Things to do on a 10 hour night time drive from Devon to Scotland.
It’s a very very long way from Devon to Scotland and every year when I do the overnight drive I wonder if it’s a good idea! Finishing work on Friday after a busy half term, having a few hours at home and then setting off at 8pm for the daunting drive seems madness when I’ve got it all ahead of me. However, when I arrive in Scotland and have the whole of Saturday ahead of me I remember why it was a good plan. Doing a Munro on the Saturday is quite satisfying. Here are my suggestions for a more interesting trip…
First and foremost you must have good company to share the driving with. It’s not everyone who will tolerate my tired, late night chatter!
Next you need a large enough car so that you have a bit of stretching room as a passenger and will give you a fairly comfortable couple of hours on a longer stop. My Landrover is the perfect size. Taking my down sleeping bag helped to keep me warm (ish) when we stopped for a longer sleep.

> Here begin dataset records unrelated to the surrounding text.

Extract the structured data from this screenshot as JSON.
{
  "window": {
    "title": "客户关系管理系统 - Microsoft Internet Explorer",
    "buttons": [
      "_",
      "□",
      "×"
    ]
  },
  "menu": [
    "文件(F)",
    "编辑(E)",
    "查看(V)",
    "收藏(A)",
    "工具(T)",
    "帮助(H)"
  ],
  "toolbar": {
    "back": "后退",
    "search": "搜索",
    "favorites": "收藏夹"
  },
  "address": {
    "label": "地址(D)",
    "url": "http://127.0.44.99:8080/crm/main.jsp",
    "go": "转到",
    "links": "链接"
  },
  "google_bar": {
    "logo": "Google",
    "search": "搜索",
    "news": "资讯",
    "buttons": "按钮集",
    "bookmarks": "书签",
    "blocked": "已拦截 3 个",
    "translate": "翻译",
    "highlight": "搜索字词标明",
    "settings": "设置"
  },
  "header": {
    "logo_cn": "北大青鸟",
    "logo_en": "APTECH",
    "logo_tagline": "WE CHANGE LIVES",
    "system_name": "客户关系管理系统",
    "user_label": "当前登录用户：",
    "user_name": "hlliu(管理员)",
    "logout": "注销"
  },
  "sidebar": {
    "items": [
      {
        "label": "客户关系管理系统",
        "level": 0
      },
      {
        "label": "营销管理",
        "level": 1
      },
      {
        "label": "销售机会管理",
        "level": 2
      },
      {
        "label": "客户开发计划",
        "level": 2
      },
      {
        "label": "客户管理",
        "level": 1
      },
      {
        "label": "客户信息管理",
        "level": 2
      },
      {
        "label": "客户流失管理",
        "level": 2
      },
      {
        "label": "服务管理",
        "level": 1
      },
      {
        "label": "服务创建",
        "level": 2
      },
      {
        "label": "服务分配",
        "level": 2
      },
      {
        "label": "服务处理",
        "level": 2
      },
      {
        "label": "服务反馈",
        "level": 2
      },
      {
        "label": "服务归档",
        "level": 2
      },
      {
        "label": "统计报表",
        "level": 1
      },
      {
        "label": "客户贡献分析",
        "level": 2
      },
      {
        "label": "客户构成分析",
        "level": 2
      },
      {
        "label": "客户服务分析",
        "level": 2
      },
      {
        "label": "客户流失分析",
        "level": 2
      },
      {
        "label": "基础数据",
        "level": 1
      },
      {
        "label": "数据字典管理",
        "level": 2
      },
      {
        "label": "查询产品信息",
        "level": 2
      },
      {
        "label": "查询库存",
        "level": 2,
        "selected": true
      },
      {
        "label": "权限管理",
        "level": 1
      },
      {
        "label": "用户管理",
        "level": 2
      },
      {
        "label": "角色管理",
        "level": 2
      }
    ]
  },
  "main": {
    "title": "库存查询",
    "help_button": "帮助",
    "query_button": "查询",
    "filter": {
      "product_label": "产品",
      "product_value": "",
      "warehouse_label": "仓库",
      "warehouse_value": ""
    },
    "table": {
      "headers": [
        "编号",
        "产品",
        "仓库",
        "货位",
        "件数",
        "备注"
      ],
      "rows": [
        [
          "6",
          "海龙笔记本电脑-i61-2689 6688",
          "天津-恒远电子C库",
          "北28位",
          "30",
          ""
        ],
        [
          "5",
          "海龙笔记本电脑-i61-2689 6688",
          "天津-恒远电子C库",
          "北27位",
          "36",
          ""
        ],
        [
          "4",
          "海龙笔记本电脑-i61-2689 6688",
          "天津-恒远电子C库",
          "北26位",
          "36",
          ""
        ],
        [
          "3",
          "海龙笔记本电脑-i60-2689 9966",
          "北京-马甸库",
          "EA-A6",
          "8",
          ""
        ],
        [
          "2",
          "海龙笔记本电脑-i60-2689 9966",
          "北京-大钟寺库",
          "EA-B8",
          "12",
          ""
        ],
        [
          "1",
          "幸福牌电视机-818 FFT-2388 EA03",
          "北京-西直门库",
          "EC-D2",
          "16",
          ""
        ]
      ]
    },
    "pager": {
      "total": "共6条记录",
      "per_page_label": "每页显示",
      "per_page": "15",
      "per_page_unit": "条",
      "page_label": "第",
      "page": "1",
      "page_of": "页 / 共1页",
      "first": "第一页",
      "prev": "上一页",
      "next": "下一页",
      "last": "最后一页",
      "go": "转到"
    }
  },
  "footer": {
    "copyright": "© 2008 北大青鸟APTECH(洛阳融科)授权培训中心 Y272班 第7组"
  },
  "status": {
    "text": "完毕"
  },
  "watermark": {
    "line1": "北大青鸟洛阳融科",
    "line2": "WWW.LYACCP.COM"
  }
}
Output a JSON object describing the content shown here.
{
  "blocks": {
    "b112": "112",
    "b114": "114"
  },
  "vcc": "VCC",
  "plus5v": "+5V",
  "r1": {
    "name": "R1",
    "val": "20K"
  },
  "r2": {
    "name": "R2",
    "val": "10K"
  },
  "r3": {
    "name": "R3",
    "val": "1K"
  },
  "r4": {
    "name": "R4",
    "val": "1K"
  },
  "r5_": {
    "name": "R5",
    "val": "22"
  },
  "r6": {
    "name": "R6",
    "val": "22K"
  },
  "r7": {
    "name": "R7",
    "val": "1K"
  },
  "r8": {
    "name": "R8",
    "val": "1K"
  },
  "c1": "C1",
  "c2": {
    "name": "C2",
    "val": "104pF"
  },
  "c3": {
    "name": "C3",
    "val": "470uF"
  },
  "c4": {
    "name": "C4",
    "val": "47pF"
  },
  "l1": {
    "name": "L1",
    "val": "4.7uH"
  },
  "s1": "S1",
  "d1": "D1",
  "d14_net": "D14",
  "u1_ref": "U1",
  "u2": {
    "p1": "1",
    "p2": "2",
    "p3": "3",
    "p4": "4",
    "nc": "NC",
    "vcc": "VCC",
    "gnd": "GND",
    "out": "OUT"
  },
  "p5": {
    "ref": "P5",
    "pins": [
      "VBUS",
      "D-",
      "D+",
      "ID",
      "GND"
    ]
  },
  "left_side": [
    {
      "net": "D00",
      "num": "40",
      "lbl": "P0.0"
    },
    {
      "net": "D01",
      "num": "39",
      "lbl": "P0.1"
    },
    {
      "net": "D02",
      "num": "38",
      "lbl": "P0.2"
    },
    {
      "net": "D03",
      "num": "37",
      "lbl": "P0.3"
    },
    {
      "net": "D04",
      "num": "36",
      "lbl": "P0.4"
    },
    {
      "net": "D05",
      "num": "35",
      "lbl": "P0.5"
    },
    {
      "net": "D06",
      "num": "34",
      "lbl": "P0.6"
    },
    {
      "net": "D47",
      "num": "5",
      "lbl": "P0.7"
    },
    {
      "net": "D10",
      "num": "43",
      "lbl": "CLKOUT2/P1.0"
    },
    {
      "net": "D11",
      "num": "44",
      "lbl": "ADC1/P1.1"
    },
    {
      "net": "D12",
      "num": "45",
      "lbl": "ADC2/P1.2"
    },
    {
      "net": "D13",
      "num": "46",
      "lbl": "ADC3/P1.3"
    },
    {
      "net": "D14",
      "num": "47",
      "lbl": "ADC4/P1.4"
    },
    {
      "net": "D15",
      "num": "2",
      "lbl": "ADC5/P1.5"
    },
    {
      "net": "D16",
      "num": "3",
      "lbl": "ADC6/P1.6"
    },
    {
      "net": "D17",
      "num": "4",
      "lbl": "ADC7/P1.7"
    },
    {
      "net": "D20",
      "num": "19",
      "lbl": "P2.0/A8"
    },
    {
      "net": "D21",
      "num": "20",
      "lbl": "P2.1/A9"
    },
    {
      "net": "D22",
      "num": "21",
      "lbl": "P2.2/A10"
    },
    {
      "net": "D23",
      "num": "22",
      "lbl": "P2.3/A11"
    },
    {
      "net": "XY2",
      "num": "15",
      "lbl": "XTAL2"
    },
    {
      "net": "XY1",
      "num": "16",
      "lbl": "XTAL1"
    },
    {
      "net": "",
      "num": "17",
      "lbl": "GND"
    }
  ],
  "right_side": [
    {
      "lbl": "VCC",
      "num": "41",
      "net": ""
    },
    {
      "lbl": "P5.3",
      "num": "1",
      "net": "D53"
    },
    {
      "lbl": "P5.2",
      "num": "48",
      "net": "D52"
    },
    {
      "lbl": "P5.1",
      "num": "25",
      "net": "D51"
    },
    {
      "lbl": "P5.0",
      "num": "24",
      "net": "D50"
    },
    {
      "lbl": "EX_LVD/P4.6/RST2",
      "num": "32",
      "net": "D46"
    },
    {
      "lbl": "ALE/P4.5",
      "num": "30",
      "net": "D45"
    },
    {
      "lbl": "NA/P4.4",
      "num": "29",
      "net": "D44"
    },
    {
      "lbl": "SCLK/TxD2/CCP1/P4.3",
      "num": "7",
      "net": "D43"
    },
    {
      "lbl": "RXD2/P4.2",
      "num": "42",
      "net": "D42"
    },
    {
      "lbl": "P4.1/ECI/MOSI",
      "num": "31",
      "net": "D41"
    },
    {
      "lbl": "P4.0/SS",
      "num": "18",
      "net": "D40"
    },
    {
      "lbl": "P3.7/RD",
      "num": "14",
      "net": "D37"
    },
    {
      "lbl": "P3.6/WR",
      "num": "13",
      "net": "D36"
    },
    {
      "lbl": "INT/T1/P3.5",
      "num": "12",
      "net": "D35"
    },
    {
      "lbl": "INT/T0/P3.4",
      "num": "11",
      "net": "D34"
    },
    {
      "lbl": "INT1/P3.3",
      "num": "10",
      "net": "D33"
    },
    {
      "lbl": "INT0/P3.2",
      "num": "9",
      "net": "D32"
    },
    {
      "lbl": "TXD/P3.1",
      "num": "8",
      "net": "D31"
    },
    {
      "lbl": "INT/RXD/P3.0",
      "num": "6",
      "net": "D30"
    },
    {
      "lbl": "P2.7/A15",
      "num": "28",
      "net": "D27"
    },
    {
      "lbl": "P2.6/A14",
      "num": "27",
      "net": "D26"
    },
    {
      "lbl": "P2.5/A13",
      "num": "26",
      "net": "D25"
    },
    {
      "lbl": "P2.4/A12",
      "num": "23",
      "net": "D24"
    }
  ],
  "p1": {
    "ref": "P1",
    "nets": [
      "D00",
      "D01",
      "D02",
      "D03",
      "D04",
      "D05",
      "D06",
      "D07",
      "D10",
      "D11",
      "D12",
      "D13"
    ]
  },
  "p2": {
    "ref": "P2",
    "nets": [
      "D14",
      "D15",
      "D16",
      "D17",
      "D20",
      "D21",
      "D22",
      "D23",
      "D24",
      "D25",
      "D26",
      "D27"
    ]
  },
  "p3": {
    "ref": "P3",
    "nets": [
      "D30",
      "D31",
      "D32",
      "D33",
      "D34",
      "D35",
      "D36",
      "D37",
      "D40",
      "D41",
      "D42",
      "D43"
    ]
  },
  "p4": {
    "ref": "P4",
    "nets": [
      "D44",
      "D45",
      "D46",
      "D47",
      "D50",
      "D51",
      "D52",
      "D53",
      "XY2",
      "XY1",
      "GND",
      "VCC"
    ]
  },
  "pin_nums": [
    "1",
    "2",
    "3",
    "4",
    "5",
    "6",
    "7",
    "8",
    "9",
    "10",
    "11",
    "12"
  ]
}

If you can you should sleep when it’s not your turn to drive. I found this impossible (as usual) even with a lovely comfy Landy with spacious leg room and heated seats.
Sweets are crucial to surviving the journey. Humbugs are a particular favourite (unless they’re old and sticky). Werther’s are also good.
Having a varied selection of music helps to pass the time. A mix of old classics (to sing along to) and more recent tunes can break up the boredom. You can play the ‘guess the song from the intro’ when your passenger is asleep.
Lorries are a good source of amusement. It passes a few seconds to have a guess what’s inside a lorry. Might there be Immac, insulation or ink inside? Lorry decorations are also worth noting as they come down the opposite side of the motorway. Often they are brightly lit with coloured lights and almost look Christmassy.
Using the cruise control allows you to stretch your right leg out and stops you from inadvertently going over the speed limit.
Stopping frequently to top up the caffeine levels is important, and also to swap drivers. Service stations are often deserted during the early hours of the morning with not too many signs of life, however they are welcome places to freshen up before the next leg of the journey. My one criticism of them is that you can’t get cold water to brush your teeth. They have the fancy sensor taps that give hot water only: very annoying!
I spent a fair proportion of time wondering where everyone was going. There weren’t many cars on the road after 1am (unsurprisingly) so I was intrigued to know what their plans were.
Joking aside, you can get some excellent advice from the AA about driving when tired. If you have a long journey ahead, take their advice, not necessarily mine!